* _Data listing_

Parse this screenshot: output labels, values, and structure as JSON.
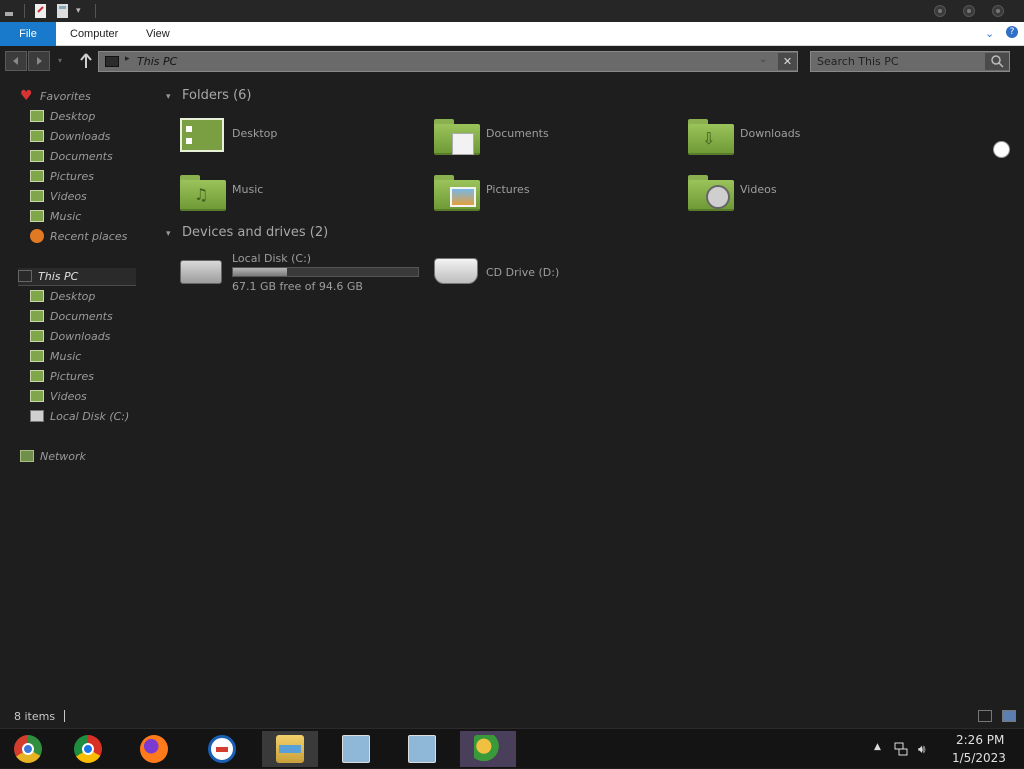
{
  "ribbon": {
    "file": "File",
    "computer": "Computer",
    "view": "View"
  },
  "address": {
    "location": "This PC"
  },
  "search": {
    "placeholder": "Search This PC"
  },
  "sidebar": {
    "favorites": "Favorites",
    "fav_items": [
      "Desktop",
      "Downloads",
      "Documents",
      "Pictures",
      "Videos",
      "Music",
      "Recent places"
    ],
    "this_pc": "This PC",
    "pc_items": [
      "Desktop",
      "Documents",
      "Downloads",
      "Music",
      "Pictures",
      "Videos",
      "Local Disk (C:)"
    ],
    "network": "Network"
  },
  "content": {
    "folders_header": "Folders (6)",
    "folders": [
      "Desktop",
      "Documents",
      "Downloads",
      "Music",
      "Pictures",
      "Videos"
    ],
    "devices_header": "Devices and drives (2)",
    "drives": [
      {
        "name": "Local Disk (C:)",
        "free_text": "67.1 GB free of 94.6 GB",
        "used_fraction": 0.29
      },
      {
        "name": "CD Drive (D:)"
      }
    ]
  },
  "status": {
    "item_count": "8 items"
  },
  "taskbar": {
    "apps": [
      "chromium-icon",
      "chrome-icon",
      "firefox-icon",
      "opera-icon",
      "file-explorer-icon",
      "installer-icon",
      "installer-icon",
      "users-app-icon"
    ],
    "time": "2:26 PM",
    "date": "1/5/2023"
  },
  "colors": {
    "accent": "#1979ca",
    "folder_green": "#8ab04f",
    "background": "#1e1e1e"
  }
}
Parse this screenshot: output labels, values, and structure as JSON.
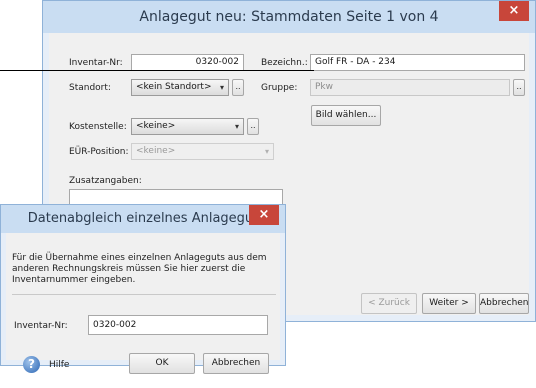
{
  "main_window": {
    "title": "Anlagegut neu: Stammdaten Seite 1 von 4",
    "close": "×",
    "inventar_label": "Inventar-Nr:",
    "inventar_value": "0320-002",
    "bezeichn_label": "Bezeichn.:",
    "bezeichn_value": "Golf FR - DA - 234",
    "standort_label": "Standort:",
    "standort_value": "<kein Standort>",
    "gruppe_label": "Gruppe:",
    "gruppe_value": "Pkw",
    "bild_button": "Bild wählen...",
    "kostenstelle_label": "Kostenstelle:",
    "kostenstelle_value": "<keine>",
    "eur_label": "EÜR-Position:",
    "eur_value": "<keine>",
    "zusatz_label": "Zusatzangaben:",
    "zurueck_button": "< Zurück",
    "weiter_button": "Weiter >",
    "abbrechen_button": "Abbrechen",
    "dots": "..",
    "caret": "▾"
  },
  "dialog": {
    "title": "Datenabgleich einzelnes Anlagegut",
    "close": "×",
    "message_line1": "Für die Übernahme eines einzelnen Anlageguts aus dem",
    "message_line2": "anderen Rechnungskreis müssen Sie hier zuerst die",
    "message_line3": "Inventarnummer eingeben.",
    "inventar_label": "Inventar-Nr:",
    "inventar_value": "0320-002",
    "help_label": "Hilfe",
    "ok_button": "OK",
    "abbrechen_button": "Abbrechen",
    "help_glyph": "?"
  },
  "colors": {
    "titlebar": "#c9ddf2",
    "close": "#c8463a",
    "frame": "#e6eef8",
    "face": "#f0f0f0"
  }
}
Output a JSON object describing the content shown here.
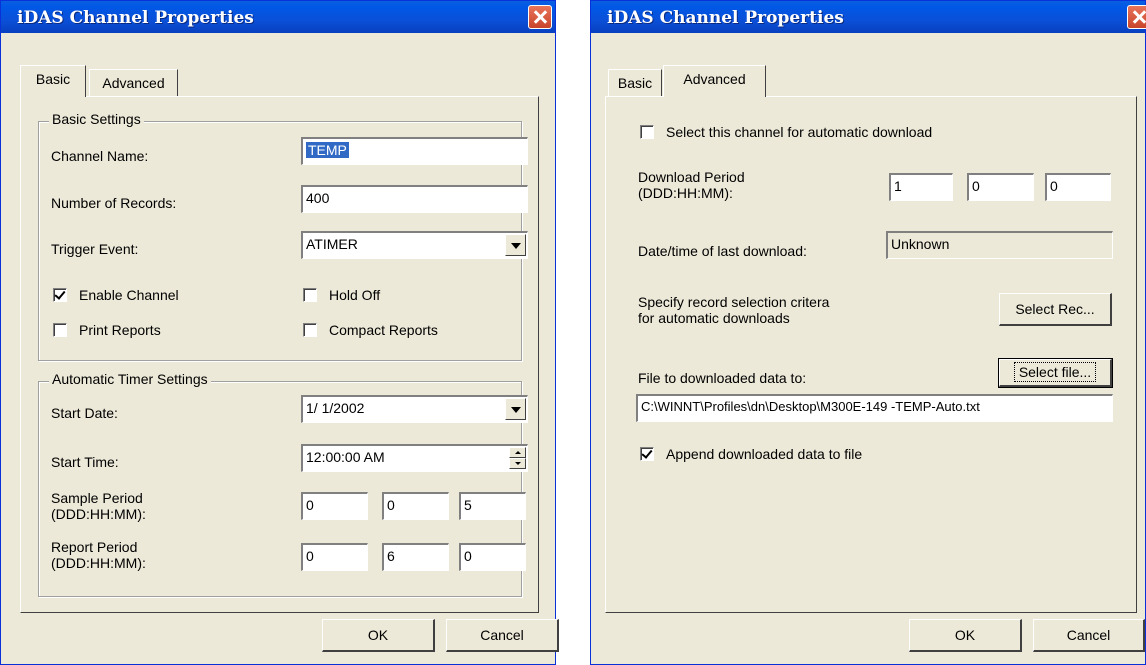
{
  "left_dialog": {
    "title": "iDAS Channel Properties",
    "tabs": [
      {
        "label": "Basic",
        "active": true
      },
      {
        "label": "Advanced",
        "active": false
      }
    ],
    "basic_settings": {
      "group_label": "Basic Settings",
      "channel_name_label": "Channel Name:",
      "channel_name_value": "TEMP",
      "num_records_label": "Number of Records:",
      "num_records_value": "400",
      "trigger_event_label": "Trigger Event:",
      "trigger_event_value": "ATIMER",
      "enable_channel_label": "Enable Channel",
      "enable_channel_checked": true,
      "hold_off_label": "Hold Off",
      "hold_off_checked": false,
      "print_reports_label": "Print Reports",
      "print_reports_checked": false,
      "compact_reports_label": "Compact Reports",
      "compact_reports_checked": false
    },
    "timer_settings": {
      "group_label": "Automatic Timer Settings",
      "start_date_label": "Start Date:",
      "start_date_value": "1/ 1/2002",
      "start_time_label": "Start Time:",
      "start_time_value": "12:00:00 AM",
      "sample_period_label": "Sample Period",
      "sample_period_format": "(DDD:HH:MM):",
      "sample_period_values": [
        "0",
        "0",
        "5"
      ],
      "report_period_label": "Report Period",
      "report_period_format": "(DDD:HH:MM):",
      "report_period_values": [
        "0",
        "6",
        "0"
      ]
    },
    "ok_label": "OK",
    "cancel_label": "Cancel"
  },
  "right_dialog": {
    "title": "iDAS Channel Properties",
    "tabs": [
      {
        "label": "Basic",
        "active": false
      },
      {
        "label": "Advanced",
        "active": true
      }
    ],
    "auto_download_label": "Select this channel for automatic download",
    "auto_download_checked": false,
    "download_period_label": "Download Period",
    "download_period_format": "(DDD:HH:MM):",
    "download_period_values": [
      "1",
      "0",
      "0"
    ],
    "last_download_label": "Date/time of last download:",
    "last_download_value": "Unknown",
    "record_criteria_label_1": "Specify record selection critera",
    "record_criteria_label_2": "for automatic downloads",
    "select_rec_label": "Select Rec...",
    "file_label": "File to downloaded data to:",
    "select_file_label": "Select file...",
    "file_path": "C:\\WINNT\\Profiles\\dn\\Desktop\\M300E-149 -TEMP-Auto.txt",
    "append_label": "Append downloaded data to file",
    "append_checked": true,
    "ok_label": "OK",
    "cancel_label": "Cancel"
  }
}
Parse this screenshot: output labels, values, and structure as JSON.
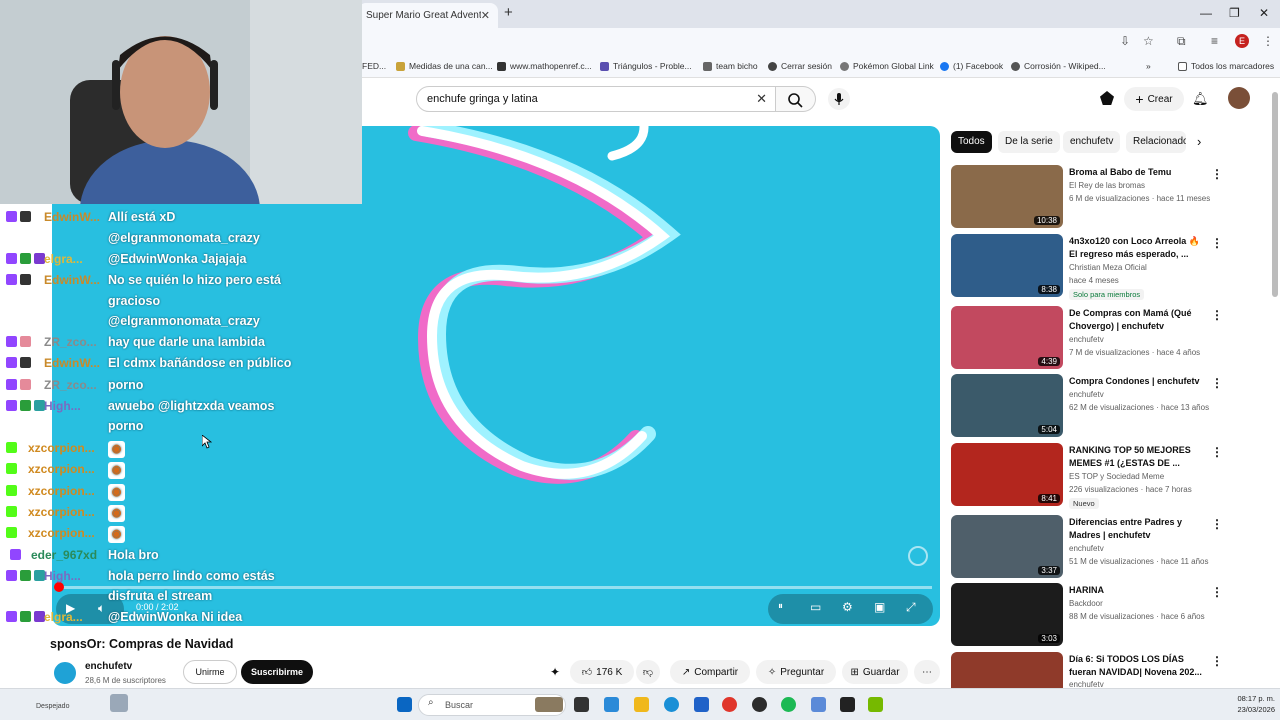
{
  "browser": {
    "tab_title": "Super Mario Great Adventure",
    "tab_close": "✕",
    "new_tab": "+",
    "bookmarks": [
      "FED...",
      "Medidas de una can...",
      "www.mathopenref.c...",
      "Triángulos - Proble...",
      "team bicho",
      "Cerrar sesión",
      "Pokémon Global Link",
      "(1) Facebook",
      "Corrosión - Wikiped..."
    ],
    "bookmarks_more": "»",
    "all_bookmarks": "Todos los marcadores",
    "profile_letter": "E"
  },
  "youtube": {
    "search_value": "enchufe gringa y latina",
    "create_label": "Crear"
  },
  "player": {
    "time": "0:00 / 2:02",
    "progress_percent": 0
  },
  "video": {
    "title_overlay": "sponsOr: Compras de Navidad",
    "channel": "enchufetv",
    "subs": "28,6 M de suscriptores",
    "join_label": "Unirme",
    "subscribe_label": "Suscribirme",
    "likes": "176 K",
    "share_label": "Compartir",
    "ask_label": "Preguntar",
    "save_label": "Guardar"
  },
  "chips": [
    "Todos",
    "De la serie",
    "enchufetv",
    "Relacionado"
  ],
  "recommendations": [
    {
      "title": "Broma al Babo de Temu",
      "channel": "El Rey de las bromas",
      "meta": "6 M de visualizaciones · hace 11 meses",
      "duration": "10:38",
      "thumb_color": "#8a6a4a",
      "badge": ""
    },
    {
      "title": "4n3xo120 con Loco Arreola 🔥 El regreso más esperado, ...",
      "channel": "Christian Meza Oficial",
      "meta": "hace 4 meses",
      "duration": "8:38",
      "thumb_color": "#2f5d8a",
      "badge": "Solo para miembros"
    },
    {
      "title": "De Compras con Mamá (Qué Chovergo) | enchufetv",
      "channel": "enchufetv",
      "meta": "7 M de visualizaciones · hace 4 años",
      "duration": "4:39",
      "thumb_color": "#c2495f",
      "badge": ""
    },
    {
      "title": "Compra Condones | enchufetv",
      "channel": "enchufetv",
      "meta": "62 M de visualizaciones · hace 13 años",
      "duration": "5:04",
      "thumb_color": "#3b5a6a",
      "badge": ""
    },
    {
      "title": "RANKING TOP 50 MEJORES MEMES #1 (¿ESTAS DE ...",
      "channel": "ES TOP y Sociedad Meme",
      "meta": "226 visualizaciones · hace 7 horas",
      "duration": "8:41",
      "thumb_color": "#b3261e",
      "badge": "Nuevo"
    },
    {
      "title": "Diferencias entre Padres y Madres | enchufetv",
      "channel": "enchufetv",
      "meta": "51 M de visualizaciones · hace 11 años",
      "duration": "3:37",
      "thumb_color": "#4f5f6a",
      "badge": ""
    },
    {
      "title": "HARINA",
      "channel": "Backdoor",
      "meta": "88 M de visualizaciones · hace 6 años",
      "duration": "3:03",
      "thumb_color": "#1c1c1c",
      "badge": ""
    },
    {
      "title": "Día 6: Si TODOS LOS DÍAS fueran NAVIDAD| Novena 202...",
      "channel": "enchufetv",
      "meta": "",
      "duration": "",
      "thumb_color": "#8f3a2a",
      "badge": ""
    }
  ],
  "chat": [
    {
      "user": "EdwinW...",
      "color": "#c98a2a",
      "text": "Allí está xD"
    },
    {
      "user": "",
      "color": "#c98a2a",
      "text": "@elgranmonomata_crazy"
    },
    {
      "user": "elgra...",
      "color": "#e0b83a",
      "text": "@EdwinWonka Jajajaja"
    },
    {
      "user": "EdwinW...",
      "color": "#c98a2a",
      "text": "No se quién lo hizo pero está"
    },
    {
      "user": "",
      "color": "#c98a2a",
      "text": "gracioso"
    },
    {
      "user": "",
      "color": "#c98a2a",
      "text": "@elgranmonomata_crazy"
    },
    {
      "user": "ZR_zco...",
      "color": "#8a8a8a",
      "text": "hay que darle una lambida"
    },
    {
      "user": "EdwinW...",
      "color": "#c98a2a",
      "text": "El cdmx bañándose en público"
    },
    {
      "user": "ZR_zco...",
      "color": "#8a8a8a",
      "text": "porno"
    },
    {
      "user": "High...",
      "color": "#7a6ac0",
      "text": "awuebo @lightzxda veamos"
    },
    {
      "user": "",
      "color": "#7a6ac0",
      "text": "porno"
    },
    {
      "user": "xzcorpion...",
      "color": "#d08a20",
      "text": ""
    },
    {
      "user": "xzcorpion...",
      "color": "#d08a20",
      "text": ""
    },
    {
      "user": "xzcorpion...",
      "color": "#d08a20",
      "text": ""
    },
    {
      "user": "xzcorpion...",
      "color": "#d08a20",
      "text": ""
    },
    {
      "user": "xzcorpion...",
      "color": "#d08a20",
      "text": ""
    },
    {
      "user": "eder_967xd",
      "color": "#2a8a5a",
      "text": "Hola bro"
    },
    {
      "user": "High...",
      "color": "#7a6ac0",
      "text": "hola perro lindo como estás"
    },
    {
      "user": "",
      "color": "#7a6ac0",
      "text": "disfruta el stream"
    },
    {
      "user": "elgra...",
      "color": "#e0b83a",
      "text": "@EdwinWonka Ni idea"
    }
  ],
  "taskbar": {
    "search_placeholder": "Buscar",
    "weather": "Despejado",
    "time": "08:17 p. m.",
    "date": "23/03/2026"
  }
}
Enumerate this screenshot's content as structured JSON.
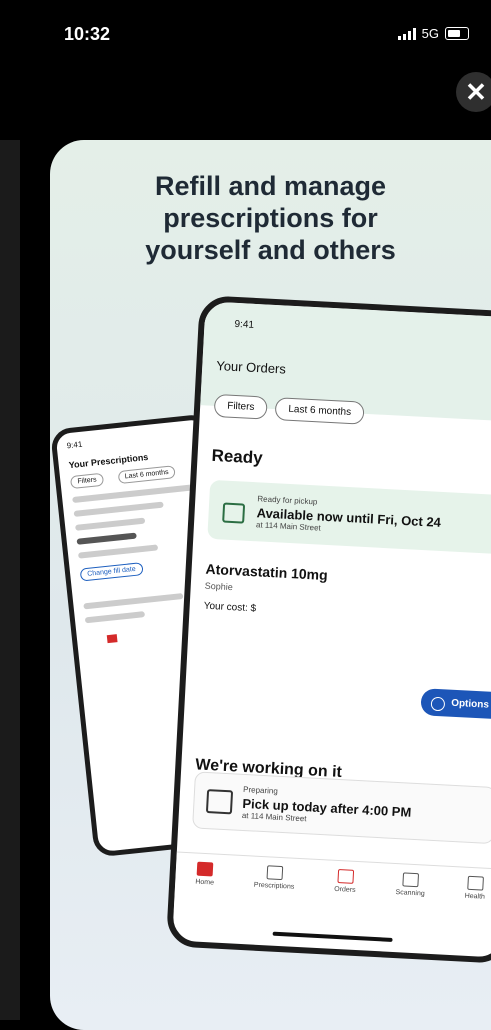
{
  "status": {
    "time": "10:32",
    "network": "5G"
  },
  "onboarding": {
    "headline": "Refill and manage\nprescriptions for\nyourself and others"
  },
  "back_phone": {
    "time": "9:41",
    "title": "Your Prescriptions",
    "chip_filters": "Filters",
    "chip_last": "Last 6 months",
    "blue_button": "Change fill date"
  },
  "front_phone": {
    "time": "9:41",
    "orders_title": "Your Orders",
    "filters_chip": "Filters",
    "months_chip": "Last 6 months",
    "ready_heading": "Ready",
    "pickup_label": "Ready for pickup",
    "pickup_status": "Available now until Fri, Oct 24",
    "pickup_location": "at 114 Main Street",
    "medication_name": "Atorvastatin 10mg",
    "patient_name": "Sophie",
    "cost_label": "Your cost: $",
    "options_button": "Options",
    "working_heading": "We're working on it",
    "preparing_label": "Preparing",
    "preparing_status": "Pick up today after 4:00 PM",
    "preparing_location": "at 114 Main Street",
    "nav": [
      "Home",
      "Prescriptions",
      "Orders",
      "Scanning",
      "Health"
    ]
  },
  "colors": {
    "accent_blue": "#1d56b8",
    "brand_red": "#d42a2a",
    "pickup_green": "#e6f3ea"
  }
}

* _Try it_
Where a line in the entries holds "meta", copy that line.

* _Written answer_
      "meta": "6 M de visualizaciones · hace 11 meses",
      "meta": "hace 4 meses",
      "meta": "7 M de visualizaciones · hace 4 años",
      "meta": "62 M de visualizaciones · hace 13 años",
      "meta": "226 visualizaciones · hace 7 horas",
      "meta": "51 M de visualizaciones · hace 11 años",
      "meta": "88 M de visualizaciones · hace 6 años",
      "meta": "",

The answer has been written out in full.